MCAD Modeling Methods: Data Exchange Tips and Tricks15 Sep, 2004 By: Don LaCourse
Web site collects advice for 3D CAD users.
This month's focus on data exchange provides an excellent opportunity to share some of the 3D modeling information I've collected for my new Web site: www.3DCADTips.com (figure 1). During my 25 years of experience, first as a 3D CAD designer and then as a writer, I've accumulated hundreds of technology tips. Some are useful regardless of what application you use. Others are specific to products such as Alias Studio Tools, Alibre Design, Pro/ENGINEER, Solid Edge, thinkdesign, and VX CAD/CAM.
Figure 1. 3DCADTips.com contains more than 270 tips on topics such as implementation, construction and editing techniques, performance issues, PDM, design collaboration, data exchange, and documentation.
You can register and submit your own tips for the next update.
Figure 2. Each CAD system supports a subset of the IGES standard. The entity types supported by both systems are mapped from the sending system to the receiving system. Other entities within the subset may be ignored.
How Data Loss OccursNeutral-format data exchange standards such as IGES and STEP are extensive in structure and scope. This is because they attempt to support a varied field of disciplines—mechanical design and AEC are only two among many. During the exchange process, a 3D model file is translated from one native CAD format (sending system) to an IGES or STEP file. This file is then translated into another native CAD format (receiving system).
Because of the size and scope of the standard, mechanical CAD systems support only a subset of the standard. While System A may support entities a, b, c, d, and e, System B may support only entities a, c, and e. So, you ask, what happens to entities b and d? System B ignores those entities because it doesn't support them. This is one way in which data can be lost (figure 2). See www.3DCADTips.com for more about data loss during 3D CAD data exchange.
Can Data Accuracy Change?Accuracy can change in many ways. Starting from the native sending system, what you see on the screen isn't necessarily what's in the 3D database. 3D modeling kernels can force geometry to connect or treat elements as though they connect even though they don't. Neutral-format data exchange can expose these inconsistencies.
DATA EXCHANGE CHECKLISTS
IGES File Format FactsDavid Mattei contributed these interesting facts about the IGES neutral file format.
- 1. The number of entities in the IGES file equals the number of DE (directory entry) records divided by two.
- 2. You can identify an entity by its DE number.
- 3. An entity's DE number is always an odd number.
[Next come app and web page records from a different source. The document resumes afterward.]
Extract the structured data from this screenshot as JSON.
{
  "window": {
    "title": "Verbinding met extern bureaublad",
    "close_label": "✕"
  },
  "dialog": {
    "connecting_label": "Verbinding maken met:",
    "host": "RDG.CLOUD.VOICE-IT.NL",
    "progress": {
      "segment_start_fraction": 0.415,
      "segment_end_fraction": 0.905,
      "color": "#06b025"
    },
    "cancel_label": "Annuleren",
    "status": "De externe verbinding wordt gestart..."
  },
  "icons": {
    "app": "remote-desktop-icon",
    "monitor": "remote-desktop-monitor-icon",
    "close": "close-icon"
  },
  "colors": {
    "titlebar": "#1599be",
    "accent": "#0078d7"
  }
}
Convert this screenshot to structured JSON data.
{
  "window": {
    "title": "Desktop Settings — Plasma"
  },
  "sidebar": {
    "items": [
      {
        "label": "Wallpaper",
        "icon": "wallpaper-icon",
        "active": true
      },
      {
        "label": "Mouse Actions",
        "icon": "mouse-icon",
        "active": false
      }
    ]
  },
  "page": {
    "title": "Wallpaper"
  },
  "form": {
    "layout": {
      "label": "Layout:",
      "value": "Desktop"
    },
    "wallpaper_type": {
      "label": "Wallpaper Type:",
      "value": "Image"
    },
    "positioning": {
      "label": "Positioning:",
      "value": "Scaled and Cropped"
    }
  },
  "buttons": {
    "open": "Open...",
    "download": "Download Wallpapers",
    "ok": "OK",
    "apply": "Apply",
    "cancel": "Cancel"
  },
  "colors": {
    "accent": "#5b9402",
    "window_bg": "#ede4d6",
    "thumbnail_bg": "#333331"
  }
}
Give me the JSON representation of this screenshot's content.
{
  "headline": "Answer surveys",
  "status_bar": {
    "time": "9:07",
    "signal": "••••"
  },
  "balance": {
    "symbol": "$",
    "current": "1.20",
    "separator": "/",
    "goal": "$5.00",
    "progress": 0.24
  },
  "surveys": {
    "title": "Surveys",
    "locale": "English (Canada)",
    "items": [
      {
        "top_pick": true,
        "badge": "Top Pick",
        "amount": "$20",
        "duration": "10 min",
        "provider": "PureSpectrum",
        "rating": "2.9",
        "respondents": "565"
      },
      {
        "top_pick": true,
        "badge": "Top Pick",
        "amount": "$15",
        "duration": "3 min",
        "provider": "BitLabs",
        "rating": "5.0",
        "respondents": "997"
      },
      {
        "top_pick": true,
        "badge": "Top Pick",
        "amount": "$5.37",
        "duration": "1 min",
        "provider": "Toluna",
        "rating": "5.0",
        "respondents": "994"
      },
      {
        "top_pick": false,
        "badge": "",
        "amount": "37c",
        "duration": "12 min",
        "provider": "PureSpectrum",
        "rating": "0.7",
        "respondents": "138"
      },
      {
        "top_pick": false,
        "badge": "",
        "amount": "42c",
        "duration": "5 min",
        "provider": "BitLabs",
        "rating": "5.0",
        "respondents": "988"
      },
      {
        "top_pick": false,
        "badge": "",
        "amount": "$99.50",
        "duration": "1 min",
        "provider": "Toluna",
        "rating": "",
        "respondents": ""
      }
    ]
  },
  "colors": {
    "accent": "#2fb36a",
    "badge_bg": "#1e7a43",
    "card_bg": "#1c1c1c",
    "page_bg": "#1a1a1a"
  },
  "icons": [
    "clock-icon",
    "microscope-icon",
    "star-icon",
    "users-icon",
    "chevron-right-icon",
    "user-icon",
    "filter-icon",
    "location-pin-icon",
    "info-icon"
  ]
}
- 4. The DE and PD (parameter data) for an entity contain pointers to the entity's location in each section of the IGES file.
- 5. In general, you can delete an entity by replacing its entity type number with type zero in both the DE and PD sections. Do this only as a last resort. Editing IGES files by hand is typically not recommended. The file format and syntax may become corrupt and render the file unusable. I recommend that you always use an IGES utility if you attempt to edit IGES files.
Figure 3. 3D modeling kernels can force geometry to connect even though it does not. Note that the conditions portrayed in this figure are enhanced for better understanding.
ASP DATA EXCHANGE TIPSAlways test any ASP-based (application service provider) data translation service before using it in a production environment. The test should include files from actual transfer participants such as customers and vendors. Scope the test to those geometry types that are similar to what you expect to encounter in production (don't try to test all data types). The tests should also take into account the ASP's policies and procedures.
Customer and Vendor TestsTest the ASP with each customer and vendor you plan to exchange data with and with each different 3D CAD system. A single customer or vendor may expect to exchange data with more than one 3D CAD system. Be sure to exchange a paper print with dimensions along with the 3D CAD data so that you can independently verify accuracy.
asp-based data exchange sites
Measuring ResultsAfter establishing the test requirements, determine how you'll measure the results. Allow for a certain number of errors if they occur in areas that are not critical to the form, fit, or function of the part.
Test Case CharacteristicsConsider these characteristics and issues when you select or develop a test case. Be sure that it:
- 1. is relevant to your business,
- 2. is developed and used on systems consistent with those you normally use,
- 3. is developed with design methods similar to those used in your business,
- 4. covers many and ideally all of the entities and constructs you normally use or anticipate using, and
- 5. takes advantage of the capabilities of your systems to influence and record configuration and switch settings.
Also be sure to record your test results and save them for future reference.
In her easy-to-follow, friendly style, long-time Cadalyst contributing editor Lynn Allen guides you through a new feature or time-saving trick in every episode of her popular AutoCAD Video Tips. Subscribe to the free Cadalyst Video Picks newsletter, and we'll notify you every time a new video tip is published. All exclusively from Cadalyst!